The upper back muscles can sometimes be neglected in training because they are out of sight, out of mind. It is impossible to see this set of muscles without a mirror and it can be tricky to train them. This is where the upright row, or stand up row, comes in. It is a great upper body movement to complement other exercises such as lat pulldowns, push-ups, and chest presses.
Neglect this exercise at your peril. Well-developed traps (trapezius) are important for maintaining aesthetic balance, but will also help performance in a variety of lifts such as squats, deadlifts, and the military press.
That said, it's an easy exercise to get wrong, and incorrect form can easily lead to shoulder injuries. Read on to find out how to perform an upright row with perfect form for maximal benefit.
What are the benefit of upright rows?
The upright row focuses on building up a variety of muscles including lateral deltoids, trapezius, and biceps. "This exercise is commonly used for aesthetic improvements aimed at improving upper body muscle definition," says Rosaria Barreto, personal trainer, and director at Vitality Hub.
Other benefits of adding upright rows to your strength routine include improving the posterior chain for better biomechanics and posture. However, it's one to approach with caution, "Research suggests this exercise has a high injury risk level compared to most other upper body exercises due to the positioning of the wrists and elbows," warns Barreto.
To avoid injury, the exercise needs to be performed correctly and only conducted after a proper warm-up. Make sure to complete five to 10 minutes of low to medium intensity cardio such as running, boxing, or cycling followed by dynamic stretches to prepare your body for this exercise.
How to do an upright row
This exercise can be performed with a barbell or two dumbbells (here are the best adjustable dumbbells for weightlifting at home).
Start by holding the handle of the weights close to your upper thighs with your palms facing inwards. Make sure your elbows are soft and shoulder blades pulled back. Start to guide the barbell/dumbbell up towards the chest area, leading with your elbows high and away from the body.
Pause once you reach shoulder height and focus on squeezing your traps. Then slowly lower the weight in a controlled manner back down the body to the start position. Keep your stomach and back muscles engaged throughout the exercise.
For muscle growth, it is best to perform the upright row with higher repetitions at a light to moderate weight. Perform between three to five sets of 12 to 15 repetitions.
If you are switching between a barbell and dumbbells then make sure they are a little less than half the weight of a barbell. If you were using a 30-pound barbell then exchange it for two 12-pound dumbbells.
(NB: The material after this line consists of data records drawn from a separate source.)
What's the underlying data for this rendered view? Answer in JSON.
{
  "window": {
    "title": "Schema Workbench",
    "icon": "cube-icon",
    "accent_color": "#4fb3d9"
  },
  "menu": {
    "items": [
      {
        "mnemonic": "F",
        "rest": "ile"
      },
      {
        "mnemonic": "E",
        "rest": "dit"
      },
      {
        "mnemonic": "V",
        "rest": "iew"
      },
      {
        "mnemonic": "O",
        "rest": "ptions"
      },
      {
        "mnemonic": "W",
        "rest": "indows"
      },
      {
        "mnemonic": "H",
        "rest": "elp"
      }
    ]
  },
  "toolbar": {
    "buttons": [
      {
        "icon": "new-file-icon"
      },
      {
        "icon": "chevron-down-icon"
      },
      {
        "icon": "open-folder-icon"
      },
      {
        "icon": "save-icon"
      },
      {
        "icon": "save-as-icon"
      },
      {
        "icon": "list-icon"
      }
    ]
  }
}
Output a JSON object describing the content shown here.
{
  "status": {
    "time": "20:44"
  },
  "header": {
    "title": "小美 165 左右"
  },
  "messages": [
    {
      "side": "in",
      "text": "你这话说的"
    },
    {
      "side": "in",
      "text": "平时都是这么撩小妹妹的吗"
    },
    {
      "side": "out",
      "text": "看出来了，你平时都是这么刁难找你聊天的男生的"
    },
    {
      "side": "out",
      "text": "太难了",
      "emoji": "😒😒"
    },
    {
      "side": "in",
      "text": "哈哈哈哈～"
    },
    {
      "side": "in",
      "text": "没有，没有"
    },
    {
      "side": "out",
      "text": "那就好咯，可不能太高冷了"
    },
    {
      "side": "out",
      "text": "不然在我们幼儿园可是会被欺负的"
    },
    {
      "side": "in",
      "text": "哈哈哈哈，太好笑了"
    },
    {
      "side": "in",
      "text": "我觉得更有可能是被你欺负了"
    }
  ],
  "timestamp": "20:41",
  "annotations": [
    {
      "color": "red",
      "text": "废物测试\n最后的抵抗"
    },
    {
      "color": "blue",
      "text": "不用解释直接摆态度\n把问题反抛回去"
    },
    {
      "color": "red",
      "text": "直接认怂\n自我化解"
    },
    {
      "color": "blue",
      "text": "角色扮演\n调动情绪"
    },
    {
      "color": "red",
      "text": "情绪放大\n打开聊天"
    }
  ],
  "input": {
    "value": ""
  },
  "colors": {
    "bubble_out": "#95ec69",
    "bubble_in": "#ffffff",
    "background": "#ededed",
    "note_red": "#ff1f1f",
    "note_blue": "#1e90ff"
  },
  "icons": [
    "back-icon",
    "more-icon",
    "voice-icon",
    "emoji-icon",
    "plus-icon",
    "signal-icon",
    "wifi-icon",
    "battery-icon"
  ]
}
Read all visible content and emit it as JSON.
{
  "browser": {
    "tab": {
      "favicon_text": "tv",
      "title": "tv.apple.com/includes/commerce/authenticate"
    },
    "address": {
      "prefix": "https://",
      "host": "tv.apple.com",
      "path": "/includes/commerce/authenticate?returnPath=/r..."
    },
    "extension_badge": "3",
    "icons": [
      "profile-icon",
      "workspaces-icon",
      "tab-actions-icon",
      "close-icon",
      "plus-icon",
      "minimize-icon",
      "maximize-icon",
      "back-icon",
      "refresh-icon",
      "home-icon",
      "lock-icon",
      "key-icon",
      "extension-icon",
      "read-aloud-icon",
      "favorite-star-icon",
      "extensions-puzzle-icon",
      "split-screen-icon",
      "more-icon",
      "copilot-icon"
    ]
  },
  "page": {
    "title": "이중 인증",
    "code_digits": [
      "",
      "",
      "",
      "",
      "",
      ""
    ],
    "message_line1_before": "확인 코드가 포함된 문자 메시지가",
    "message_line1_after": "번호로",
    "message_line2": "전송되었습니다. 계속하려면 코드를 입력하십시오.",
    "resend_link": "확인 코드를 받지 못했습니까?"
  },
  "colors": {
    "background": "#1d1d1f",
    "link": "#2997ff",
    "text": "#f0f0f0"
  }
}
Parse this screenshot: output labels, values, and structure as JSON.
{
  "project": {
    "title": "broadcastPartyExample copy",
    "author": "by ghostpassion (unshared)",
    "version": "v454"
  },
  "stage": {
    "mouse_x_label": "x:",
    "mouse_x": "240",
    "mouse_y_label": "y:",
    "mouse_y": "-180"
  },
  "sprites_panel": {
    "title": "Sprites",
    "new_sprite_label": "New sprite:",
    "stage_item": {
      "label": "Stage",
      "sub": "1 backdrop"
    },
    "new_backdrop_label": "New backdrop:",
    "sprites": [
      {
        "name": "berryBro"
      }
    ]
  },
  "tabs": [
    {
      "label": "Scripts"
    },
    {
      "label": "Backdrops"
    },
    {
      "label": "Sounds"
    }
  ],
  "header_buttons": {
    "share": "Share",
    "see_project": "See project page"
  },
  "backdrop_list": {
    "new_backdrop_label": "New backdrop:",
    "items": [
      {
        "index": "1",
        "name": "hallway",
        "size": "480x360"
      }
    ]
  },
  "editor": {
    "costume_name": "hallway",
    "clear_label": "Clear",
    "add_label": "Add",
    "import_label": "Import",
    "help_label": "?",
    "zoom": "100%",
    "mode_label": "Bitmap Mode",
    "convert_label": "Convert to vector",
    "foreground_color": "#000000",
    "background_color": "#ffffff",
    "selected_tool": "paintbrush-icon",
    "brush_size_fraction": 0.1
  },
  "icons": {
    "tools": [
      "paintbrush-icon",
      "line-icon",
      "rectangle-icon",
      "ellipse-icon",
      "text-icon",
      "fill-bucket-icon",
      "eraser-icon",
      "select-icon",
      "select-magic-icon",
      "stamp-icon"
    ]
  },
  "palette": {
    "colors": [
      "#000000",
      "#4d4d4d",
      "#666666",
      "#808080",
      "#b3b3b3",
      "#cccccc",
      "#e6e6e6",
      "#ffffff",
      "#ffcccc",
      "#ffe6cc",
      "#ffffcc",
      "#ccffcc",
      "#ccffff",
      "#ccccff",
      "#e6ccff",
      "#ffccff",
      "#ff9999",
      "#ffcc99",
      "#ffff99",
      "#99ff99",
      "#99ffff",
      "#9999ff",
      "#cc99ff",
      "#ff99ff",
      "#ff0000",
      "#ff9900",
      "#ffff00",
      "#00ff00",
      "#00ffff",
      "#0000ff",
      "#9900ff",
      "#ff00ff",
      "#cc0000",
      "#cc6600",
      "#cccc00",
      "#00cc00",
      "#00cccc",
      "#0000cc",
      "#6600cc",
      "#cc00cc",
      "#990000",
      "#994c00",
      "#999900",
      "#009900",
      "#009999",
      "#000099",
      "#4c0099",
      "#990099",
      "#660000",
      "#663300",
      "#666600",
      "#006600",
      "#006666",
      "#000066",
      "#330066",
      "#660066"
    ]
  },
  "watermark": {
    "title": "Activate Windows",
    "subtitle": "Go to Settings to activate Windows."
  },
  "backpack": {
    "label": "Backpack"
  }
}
Common mistakes that can lead to injury include lifting the elbows too high — ensure that you stop when your elbows are level with your shoulders.
Lifting too much weight can also quickly put too much stress on your shoulders, so choose a barbell or weight that will allow for a slow, controlled movement. It's also important to keep your upper body upright and to engage the core. This will enable the movement to isolate the shoulders and upper back.
How can you make an upright row easier or harder?
This exercise can be adjusted in a variety of ways to suit your fitness level. The most obvious adaptation is increasing or reducing the weight. You will know whether the weight is too heavy if you have to swing your hips to help bring the weight up.
If you have a history of shoulder, elbow, or wrist pain then using a kettlebell may be more suited due to the better placement of the hands whilst lifting.
Finally, there are a variety of ways to alter the style of an upright row which include using a cable machine or a resistance band. Check out the best resistance bands for all of your home workouts here.
Looking for more workout inspiration? Here's a resistance band workout that'll build your arms without weights, a guide to getting your form right for the dumbbell row, and an exercise that is just as good as planks at blasting your core.